We were all so busy with our own projects and there’s always so much more to do. I really appreciated back then as I do now anyone taking the time to include my work in their project, carrying it forth into a dialogue within the context of the wider world. Sadly I never got as involved as I would’ve liked along the way but I am truly grateful to all the work and effort that Astria and Miranda (and whoever else was and is involved) have put into this project. I love being honored alongside these strong fellow filmmakers. Never one to like the label ‘Feminist’ or ‘Woman Filmmaker’ etc it is a sad fact that we are marginalized (It only took me 54 years to face that one!) So for all the ladies who recognized that and paved the way before me, I thank you!

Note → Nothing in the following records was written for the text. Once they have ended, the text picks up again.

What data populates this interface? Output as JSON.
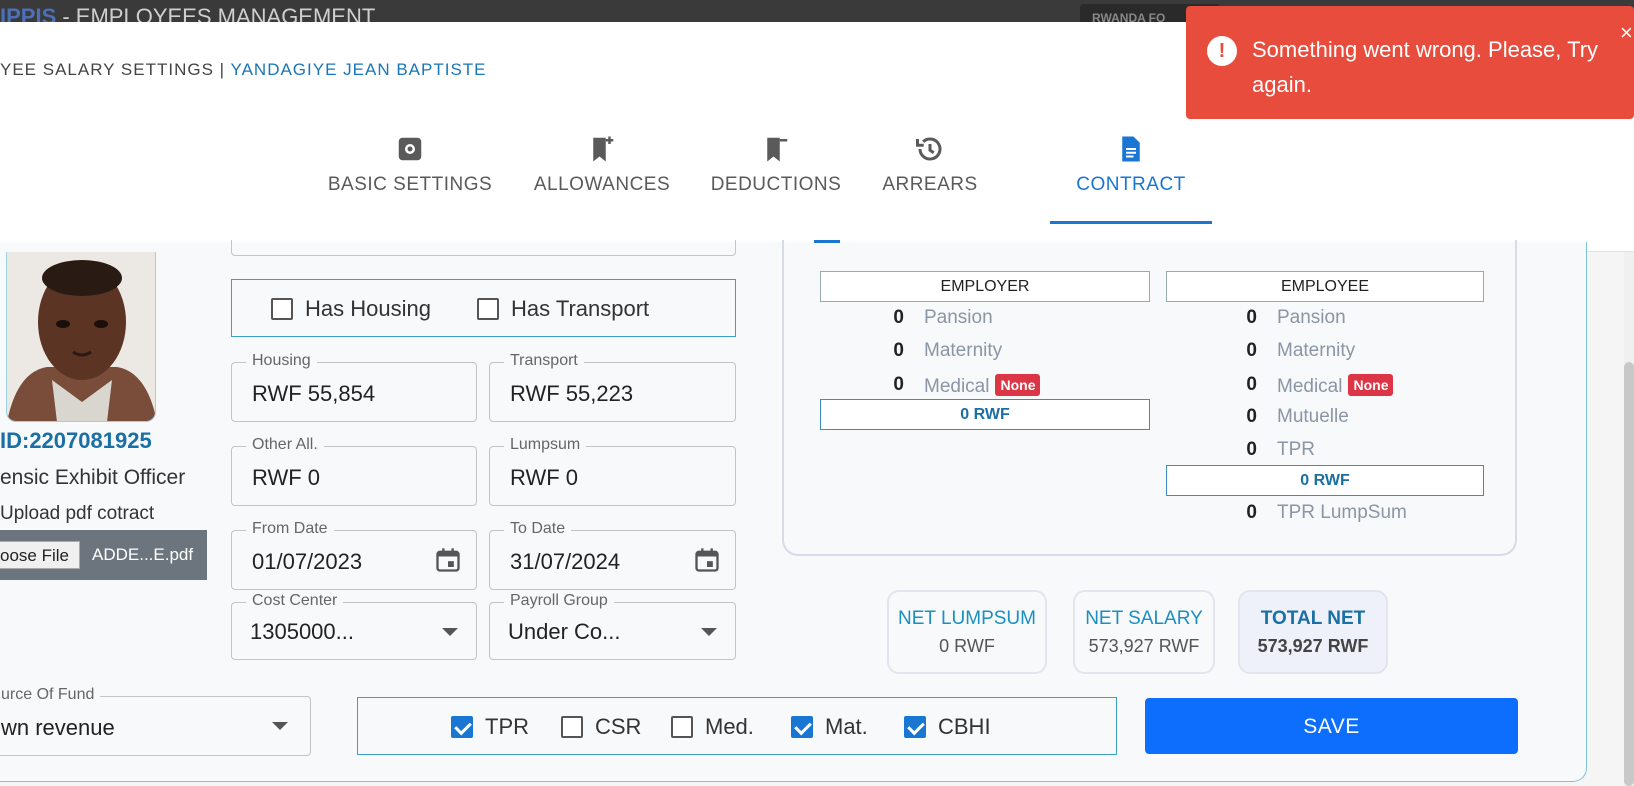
{
  "topbar": {
    "app_prefix": "IPPIS",
    "app_suffix": " - EMPLOYEES MANAGEMENT",
    "org_label": "RWANDA FO"
  },
  "modal": {
    "title_prefix": "YEE SALARY SETTINGS | ",
    "employee_name": "YANDAGIYE JEAN BAPTISTE"
  },
  "tabs": [
    {
      "label": "BASIC SETTINGS",
      "icon": "gear-icon",
      "active": false
    },
    {
      "label": "ALLOWANCES",
      "icon": "bookmark-plus-icon",
      "active": false
    },
    {
      "label": "DEDUCTIONS",
      "icon": "bookmark-minus-icon",
      "active": false
    },
    {
      "label": "ARREARS",
      "icon": "history-icon",
      "active": false
    },
    {
      "label": "CONTRACT",
      "icon": "document-icon",
      "active": true
    }
  ],
  "toast": {
    "message": "Something went wrong. Please, Try again.",
    "close": "×",
    "color": "#e74c3c"
  },
  "employee": {
    "id": "ID:2207081925",
    "position": "ensic Exhibit Officer",
    "upload_label": "Upload pdf cotract",
    "choose_file": "oose File",
    "file_name": "ADDE...E.pdf"
  },
  "flags": [
    {
      "label": "Has Housing",
      "checked": false
    },
    {
      "label": "Has Transport",
      "checked": false
    }
  ],
  "fields": {
    "housing": {
      "label": "Housing",
      "value": "RWF 55,854"
    },
    "transport": {
      "label": "Transport",
      "value": "RWF 55,223"
    },
    "other": {
      "label": "Other All.",
      "value": "RWF 0"
    },
    "lumpsum": {
      "label": "Lumpsum",
      "value": "RWF 0"
    },
    "from_date": {
      "label": "From Date",
      "value": "01/07/2023"
    },
    "to_date": {
      "label": "To Date",
      "value": "31/07/2024"
    },
    "cost_center": {
      "label": "Cost Center",
      "value": "1305000..."
    },
    "payroll_group": {
      "label": "Payroll Group",
      "value": "Under Co..."
    },
    "source_fund": {
      "label": "urce Of Fund",
      "value": "wn revenue"
    }
  },
  "contributions": {
    "employer": {
      "header": "EMPLOYER",
      "rows": [
        {
          "value": "0",
          "label": "Pansion"
        },
        {
          "value": "0",
          "label": "Maternity"
        },
        {
          "value": "0",
          "label": "Medical",
          "badge": "None"
        }
      ],
      "total": "0 RWF"
    },
    "employee": {
      "header": "EMPLOYEE",
      "rows": [
        {
          "value": "0",
          "label": "Pansion"
        },
        {
          "value": "0",
          "label": "Maternity"
        },
        {
          "value": "0",
          "label": "Medical",
          "badge": "None"
        },
        {
          "value": "0",
          "label": "Mutuelle"
        },
        {
          "value": "0",
          "label": "TPR"
        }
      ],
      "total": "0 RWF",
      "extra": {
        "value": "0",
        "label": "TPR LumpSum"
      }
    }
  },
  "summary": [
    {
      "title": "NET LUMPSUM",
      "value": "0 RWF"
    },
    {
      "title": "NET SALARY",
      "value": "573,927 RWF"
    },
    {
      "title": "TOTAL NET",
      "value": "573,927 RWF"
    }
  ],
  "options": [
    {
      "label": "TPR",
      "checked": true
    },
    {
      "label": "CSR",
      "checked": false
    },
    {
      "label": "Med.",
      "checked": false
    },
    {
      "label": "Mat.",
      "checked": true
    },
    {
      "label": "CBHI",
      "checked": true
    }
  ],
  "save_label": "SAVE"
}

If you attended a screening, can you tell us where and when it was and anything else you remember about it?
I am yet to attend a screening.(Yes, I did write that in the hope I will one day) I always felt a tinge of green when Astria would send me press from the tour. I LOVE going on tour! I’m sure it was a lot of fun.
What institutions, groups, people, publications and movements were inspiring you at the time of your participation in J4J?

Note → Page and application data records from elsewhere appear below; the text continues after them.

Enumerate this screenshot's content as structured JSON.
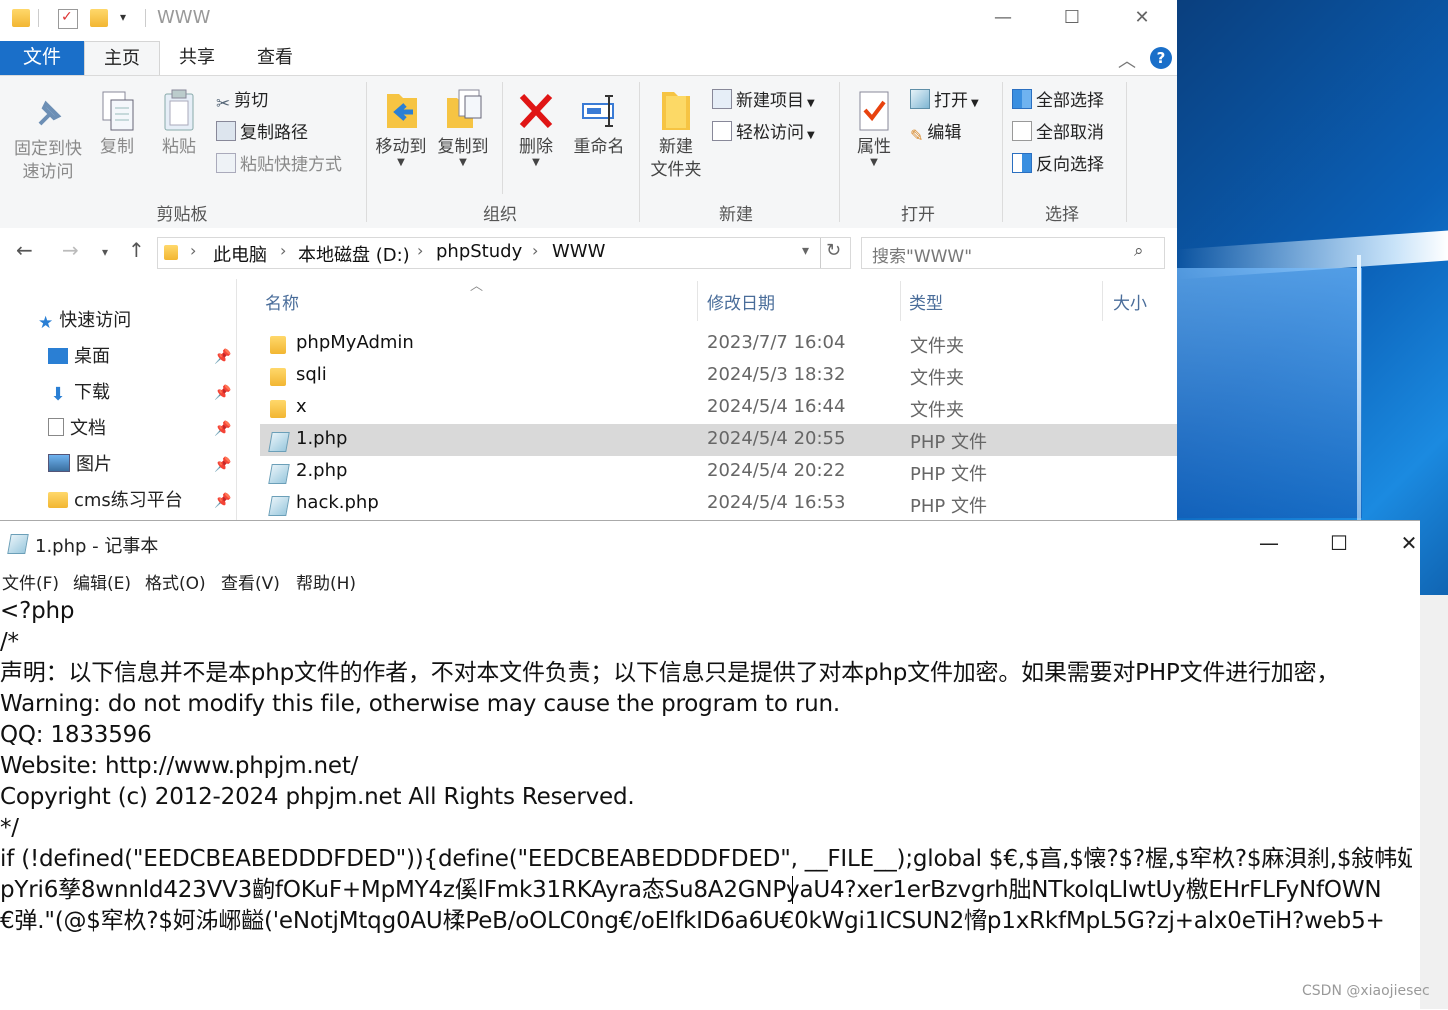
{
  "explorer": {
    "title": "WWW",
    "window_controls": [
      "—",
      "☐",
      "✕"
    ],
    "tabs": {
      "file": "文件",
      "home": "主页",
      "share": "共享",
      "view": "查看"
    },
    "ribbon": {
      "pin": "固定到快\n速访问",
      "copy": "复制",
      "paste": "粘贴",
      "cut": "剪切",
      "copy_path": "复制路径",
      "paste_shortcut": "粘贴快捷方式",
      "clipboard_group": "剪贴板",
      "move_to": "移动到",
      "copy_to": "复制到",
      "delete": "删除",
      "rename": "重命名",
      "organize_group": "组织",
      "new_folder": "新建\n文件夹",
      "new_item": "新建项目",
      "easy_access": "轻松访问",
      "new_group": "新建",
      "properties": "属性",
      "open": "打开",
      "edit": "编辑",
      "open_group": "打开",
      "select_all": "全部选择",
      "select_none": "全部取消",
      "invert_selection": "反向选择",
      "select_group": "选择"
    },
    "breadcrumb": [
      "此电脑",
      "本地磁盘 (D:)",
      "phpStudy",
      "WWW"
    ],
    "search_placeholder": "搜索\"WWW\"",
    "nav": {
      "quick_access": "快速访问",
      "items": [
        "桌面",
        "下载",
        "文档",
        "图片",
        "cms练习平台"
      ]
    },
    "columns": {
      "name": "名称",
      "modified": "修改日期",
      "type": "类型",
      "size": "大小"
    },
    "files": [
      {
        "name": "phpMyAdmin",
        "date": "2023/7/7 16:04",
        "type": "文件夹"
      },
      {
        "name": "sqli",
        "date": "2024/5/3 18:32",
        "type": "文件夹"
      },
      {
        "name": "x",
        "date": "2024/5/4 16:44",
        "type": "文件夹"
      },
      {
        "name": "1.php",
        "date": "2024/5/4 20:55",
        "type": "PHP 文件"
      },
      {
        "name": "2.php",
        "date": "2024/5/4 20:22",
        "type": "PHP 文件"
      },
      {
        "name": "hack.php",
        "date": "2024/5/4 16:53",
        "type": "PHP 文件"
      }
    ]
  },
  "notepad": {
    "title": "1.php - 记事本",
    "menu": [
      "文件(F)",
      "编辑(E)",
      "格式(O)",
      "查看(V)",
      "帮助(H)"
    ],
    "lines": [
      "<?php",
      "/*",
      "声明：以下信息并不是本php文件的作者，不对本文件负责；以下信息只是提供了对本php文件加密。如果需要对PHP文件进行加密，",
      "Warning: do not modify this file, otherwise may cause the program to run.",
      "QQ: 1833596",
      "Website: http://www.phpjm.net/",
      "Copyright (c) 2012-2024 phpjm.net All Rights Reserved.",
      "*/",
      "if (!defined(\"EEDCBEABEDDDFDED\")){define(\"EEDCBEABEDDDFDED\", __FILE__);global $€,$亯,$懐?$?楃,$窂杦?$麻浿刹,$敍帏姃?",
      "pYri6孳8wnnld423VV3齣fOKuF+MpMY4z傒lFmk31RKAyra态Su8A2GNPyaU4?xer1erBzvgrh朏NTkolqLIwtUy檄EHrFLFyNfOWN",
      "€弹.\"(@$窂杦?$妸泲峫齸('eNotjMtqg0AU楺PeB/oOLC0ng€/oElfkID6a6U€0kWgi1ICSUN2愶p1xRkfMpL5G?zj+alx0eTiH?web5+"
    ]
  },
  "watermark": "CSDN @xiaojiesec"
}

I think I wrote about some inspirations above: The downtown NYC vibe was an overflow of creativity. I was still in touch with the Underground Film movement in London, The Exploding Cinema and Omsk etc and I invited the London Underground to The Big Pond Film Fest a three-day event at the Pink Pony. I was very involved in the short film and Underground film scene up till 2003. I curated quite a few film shows for the New York Underground Film Festival, The NY Lesbian & Gay film Festival, I did the opening film program for Sensation exhibition (YBAs at The Brooklyn Museum), The Toronto Short Film Festive, I was on The Mix Festival committee, I won the Kodak Award for ‘Down The Tube’ in 1998, a couple of other awards from Austin Texas and I also curated 2 film shows for The Yale Center for British Art, the first as part of Patrick Caulfield exhibition 1999 and in 2000 a 4 leg extravaganza: The Parson’s Nose, consisting of British short film, music (Jim Thirwell & Gensis P.Orridge) Performance (which I wrote & directed)With English Kills, World Famous B*B, Angel 11:11 & Marianna Ellenberg. I took the American Film-makers over to The London Underground film Festival for 2/3 years. It was all a lot of fun. I stopped, closed my door and went back to painting full time. In a cornball fashion I find inspiration everywhere. I could fill a book with one sentence..in fact I did once. ( a little Love 4 Stanley Kubrick)

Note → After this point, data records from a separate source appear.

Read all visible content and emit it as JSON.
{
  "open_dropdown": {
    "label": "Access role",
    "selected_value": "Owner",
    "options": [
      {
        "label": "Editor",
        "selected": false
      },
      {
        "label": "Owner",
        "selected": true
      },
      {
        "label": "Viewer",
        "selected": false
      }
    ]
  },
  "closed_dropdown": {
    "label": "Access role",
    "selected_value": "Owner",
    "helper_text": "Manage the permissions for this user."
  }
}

What do you do now – professionally and otherwise? Are you still involved in filmmaking?
I am very involved in writing at present. I am writing ‘Pianos From Heaven:“Look Up!” which will have the first three condensed Chapters published in The Canyon News within the next 2 months. I have just completed a condensed Saga, also published in The Canyon News (CanyonNews90210) a Los Angeles local paper, online and in print that covers the Hills from Malibu to Los Feliz. ‘The Clean Up Saga.’(Parts 1 – 11) Dec 2014-Dec 2015. Before this project, which I aim to turn into film either for TV or movies I was writing drafts for an animation project and a TV show as well as painting and exhibiting. www.janegang.com I have a street wear label Cash Only: www.cashonlyapparel.com And I am lucky to have my wonderful fun and brilliant son, Boulevard who is a huge and totally magical inspiration. The Clean Up Saga is a new form of cross-genre writing from SiFi through paranormal to comedy. Set in the past, present and future (as are my paintings). Semi autobiographical, I have referenced my Super 8 film making days throughout. To get this spectacular news about the Getty Research Institute Gift from Miranda July comes with a potent air of 360degree synchronicity into my life. I thank all of you for making this possible, especially Astria.
Anything you would like to see on the J4J site?
The site looks terrific.